transactions, Internet transactions, and other sources) into a consumer database 1220.
Linking the data into the database 1220 involves standardizing all data attributes into a consistent format; detection of incorrect or bad data; and checking data against existing reference files. Incoming data is then matched against the data in the consumer database 1220. If a match is found, a key or consumer identifier is returned Docket No. 025213-9075 ~ X2354372 2001-07-31 to the calling application (e.g., requesting application 1240). If no match is found a new consumer identifier may be generated and returned. The process is illustrated in FIG. 18.
The debit data search engine 1200 performs numerous searching, formatting, and matching processes. In one embodiment, the debit data search engine performs ZIP+4 lookups, warm address lookups, warm second address lookups, parsing and standardizing of addresses, name/address searches, name/second address searches, name/drivers license searches, name/phone searches, name/second phone searches, name/MICR searches, MICR/phone searches, MICR/address searches, last name/phone searches, name/address/year of DOB searches, and name/address/phone searches.
Incoming records are converted to an internal format. Edits made in the conversion process are applied against the data fields. Data fields that fail the edits may be left blank. Alternatively, the entire record may be rejected.
The debit data search engine 1200 may also perform bursting. Bursting refers to the process of separating a joint account name and into two individual names. In one embodiment, the bursting process is carned out in a parser (not shown).

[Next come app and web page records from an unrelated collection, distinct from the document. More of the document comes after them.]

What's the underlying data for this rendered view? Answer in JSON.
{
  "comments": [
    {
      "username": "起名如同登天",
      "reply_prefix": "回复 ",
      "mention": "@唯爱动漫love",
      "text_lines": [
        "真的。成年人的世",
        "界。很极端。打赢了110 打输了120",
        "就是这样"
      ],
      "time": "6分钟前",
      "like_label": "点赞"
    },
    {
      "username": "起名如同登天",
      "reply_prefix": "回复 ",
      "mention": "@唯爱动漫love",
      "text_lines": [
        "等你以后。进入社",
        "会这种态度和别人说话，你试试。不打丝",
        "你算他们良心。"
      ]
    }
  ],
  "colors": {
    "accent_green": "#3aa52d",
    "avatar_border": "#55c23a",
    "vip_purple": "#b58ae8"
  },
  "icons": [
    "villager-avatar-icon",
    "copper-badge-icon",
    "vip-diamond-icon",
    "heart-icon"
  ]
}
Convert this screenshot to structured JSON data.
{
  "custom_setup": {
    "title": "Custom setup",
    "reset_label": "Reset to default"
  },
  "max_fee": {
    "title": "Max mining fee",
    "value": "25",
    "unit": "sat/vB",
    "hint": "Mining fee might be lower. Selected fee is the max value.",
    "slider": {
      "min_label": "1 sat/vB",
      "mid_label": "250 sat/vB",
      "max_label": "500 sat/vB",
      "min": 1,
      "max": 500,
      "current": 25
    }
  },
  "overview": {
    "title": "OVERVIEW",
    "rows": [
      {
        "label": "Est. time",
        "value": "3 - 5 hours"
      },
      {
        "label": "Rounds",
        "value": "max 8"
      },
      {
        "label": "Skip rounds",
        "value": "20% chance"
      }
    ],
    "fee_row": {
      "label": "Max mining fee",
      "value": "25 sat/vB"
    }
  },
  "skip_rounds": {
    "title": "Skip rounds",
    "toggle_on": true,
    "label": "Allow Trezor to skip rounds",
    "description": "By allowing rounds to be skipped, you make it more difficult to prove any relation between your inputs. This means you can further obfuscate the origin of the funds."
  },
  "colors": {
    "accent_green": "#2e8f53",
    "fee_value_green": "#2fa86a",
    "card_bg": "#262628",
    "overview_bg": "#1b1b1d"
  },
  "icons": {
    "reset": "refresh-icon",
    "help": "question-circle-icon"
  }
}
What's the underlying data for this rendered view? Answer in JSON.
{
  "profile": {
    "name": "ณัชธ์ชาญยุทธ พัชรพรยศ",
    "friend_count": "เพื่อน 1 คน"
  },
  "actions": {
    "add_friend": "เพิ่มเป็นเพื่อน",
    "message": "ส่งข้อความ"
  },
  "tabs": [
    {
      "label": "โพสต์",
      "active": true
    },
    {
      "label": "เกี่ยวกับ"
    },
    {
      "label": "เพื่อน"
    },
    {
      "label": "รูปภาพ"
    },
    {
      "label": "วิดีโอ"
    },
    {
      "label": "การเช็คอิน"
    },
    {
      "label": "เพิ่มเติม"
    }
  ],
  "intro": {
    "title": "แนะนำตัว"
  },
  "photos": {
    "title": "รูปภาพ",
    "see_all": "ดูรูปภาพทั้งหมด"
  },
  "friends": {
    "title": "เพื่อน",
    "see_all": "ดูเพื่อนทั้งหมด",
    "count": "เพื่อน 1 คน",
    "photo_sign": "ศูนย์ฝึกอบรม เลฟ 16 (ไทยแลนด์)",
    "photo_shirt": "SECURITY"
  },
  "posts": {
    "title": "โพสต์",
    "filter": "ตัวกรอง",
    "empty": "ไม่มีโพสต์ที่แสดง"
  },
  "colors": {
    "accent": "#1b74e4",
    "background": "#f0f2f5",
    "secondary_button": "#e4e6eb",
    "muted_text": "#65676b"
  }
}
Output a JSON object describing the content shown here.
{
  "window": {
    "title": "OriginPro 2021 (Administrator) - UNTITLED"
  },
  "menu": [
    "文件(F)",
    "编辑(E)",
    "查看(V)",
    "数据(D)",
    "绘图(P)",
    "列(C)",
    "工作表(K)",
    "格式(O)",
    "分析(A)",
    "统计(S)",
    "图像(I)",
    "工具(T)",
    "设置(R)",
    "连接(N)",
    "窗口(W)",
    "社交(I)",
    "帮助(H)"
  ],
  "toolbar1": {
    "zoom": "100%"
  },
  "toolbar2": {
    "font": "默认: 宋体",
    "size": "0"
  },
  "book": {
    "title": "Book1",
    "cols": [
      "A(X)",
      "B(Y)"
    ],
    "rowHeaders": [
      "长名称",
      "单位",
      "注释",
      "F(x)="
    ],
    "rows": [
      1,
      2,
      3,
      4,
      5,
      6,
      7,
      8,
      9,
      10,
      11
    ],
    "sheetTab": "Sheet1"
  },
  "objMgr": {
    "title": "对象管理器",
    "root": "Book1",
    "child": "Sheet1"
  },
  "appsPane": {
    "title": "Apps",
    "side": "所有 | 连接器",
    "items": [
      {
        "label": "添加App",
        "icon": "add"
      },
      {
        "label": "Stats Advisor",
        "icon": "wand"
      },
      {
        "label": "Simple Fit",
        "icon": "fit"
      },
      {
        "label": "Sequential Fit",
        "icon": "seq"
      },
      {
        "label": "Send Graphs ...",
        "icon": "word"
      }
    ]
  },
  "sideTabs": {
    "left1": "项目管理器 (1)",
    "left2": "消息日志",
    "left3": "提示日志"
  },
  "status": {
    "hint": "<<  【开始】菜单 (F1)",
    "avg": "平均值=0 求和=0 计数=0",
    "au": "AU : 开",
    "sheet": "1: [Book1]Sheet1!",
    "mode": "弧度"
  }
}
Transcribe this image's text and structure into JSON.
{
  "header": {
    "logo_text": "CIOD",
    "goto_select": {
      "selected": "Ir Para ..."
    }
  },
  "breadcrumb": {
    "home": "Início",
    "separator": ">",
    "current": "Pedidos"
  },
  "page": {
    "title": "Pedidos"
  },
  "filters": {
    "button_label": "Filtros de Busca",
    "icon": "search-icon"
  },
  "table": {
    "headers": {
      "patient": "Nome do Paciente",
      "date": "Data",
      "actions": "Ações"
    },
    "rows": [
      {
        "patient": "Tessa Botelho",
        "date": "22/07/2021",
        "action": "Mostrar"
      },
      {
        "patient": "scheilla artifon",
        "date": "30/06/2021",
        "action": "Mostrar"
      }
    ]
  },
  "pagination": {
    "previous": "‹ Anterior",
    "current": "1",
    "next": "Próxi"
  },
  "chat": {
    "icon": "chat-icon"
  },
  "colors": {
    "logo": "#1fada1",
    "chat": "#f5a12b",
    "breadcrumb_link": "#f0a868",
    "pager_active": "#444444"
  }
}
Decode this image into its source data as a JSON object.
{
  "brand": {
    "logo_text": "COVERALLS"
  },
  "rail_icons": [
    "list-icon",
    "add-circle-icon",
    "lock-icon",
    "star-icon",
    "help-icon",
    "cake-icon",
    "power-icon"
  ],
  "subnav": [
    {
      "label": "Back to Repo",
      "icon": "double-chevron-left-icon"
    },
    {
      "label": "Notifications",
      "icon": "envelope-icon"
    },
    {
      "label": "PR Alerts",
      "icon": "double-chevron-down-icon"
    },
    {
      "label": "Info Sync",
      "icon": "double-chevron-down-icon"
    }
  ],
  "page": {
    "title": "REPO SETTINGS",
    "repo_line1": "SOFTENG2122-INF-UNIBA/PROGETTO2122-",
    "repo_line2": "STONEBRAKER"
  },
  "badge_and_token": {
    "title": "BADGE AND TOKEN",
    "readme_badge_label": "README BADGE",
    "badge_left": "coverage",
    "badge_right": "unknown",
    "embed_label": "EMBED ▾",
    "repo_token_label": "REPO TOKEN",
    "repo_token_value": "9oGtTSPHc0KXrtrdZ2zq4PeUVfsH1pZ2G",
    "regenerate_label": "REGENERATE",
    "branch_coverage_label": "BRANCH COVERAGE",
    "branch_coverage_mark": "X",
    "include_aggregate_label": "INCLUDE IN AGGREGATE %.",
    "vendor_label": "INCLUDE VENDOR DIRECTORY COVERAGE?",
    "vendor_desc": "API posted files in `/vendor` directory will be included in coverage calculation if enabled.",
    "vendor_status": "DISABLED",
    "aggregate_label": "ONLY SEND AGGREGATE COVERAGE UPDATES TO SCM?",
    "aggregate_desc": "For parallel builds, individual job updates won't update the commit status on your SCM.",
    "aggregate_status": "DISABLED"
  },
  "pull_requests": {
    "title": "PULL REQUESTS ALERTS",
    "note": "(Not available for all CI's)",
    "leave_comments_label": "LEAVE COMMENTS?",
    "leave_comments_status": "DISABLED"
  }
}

The parser breaks a name and addresses into their specific components. The parser also corrects some address information.
The debit data search engine 1200 also includes a geographic coder. The geographic coder includes corrects street name, city, state, zip code, and similar information as part of the conversion processes of external records into an internal format.
The debit data search engine 1200 also utilizes a keying process that matches incoming data with internal data and assigns a key. The keying process also assigns keys to new data. The debit data search engine 1200 treats keying as part of the data contribution process. Keying links new data with existing data and then loads it in the database. Keying makes a permanent link of that consumer to a set of data.
Docket No. 025213-9075 ~ X2354372 2001-07-31 In one embodiment, the debit data search engine uses two types of matching:
fuzzy and hardkey. With fuzzy matching variations in names (Bob, Robert, Rob), variations in spellings (Chris, Kris), and miss-spellings (Maple, Mapel) can be compensated for. With fuzzy matching, matching parameters can be adjusted.
Hardkey matching is searching to the exact characters without any variation.
So, a hardkey last name and phone match will not allow for any variation in the last name or the phone number.
As can be seen from the above, the invention provides, among other things, a method and system of debit-based electronic payment with authenticity and verification capabilities. Various features and advantages of the invention are set forth in the following claims.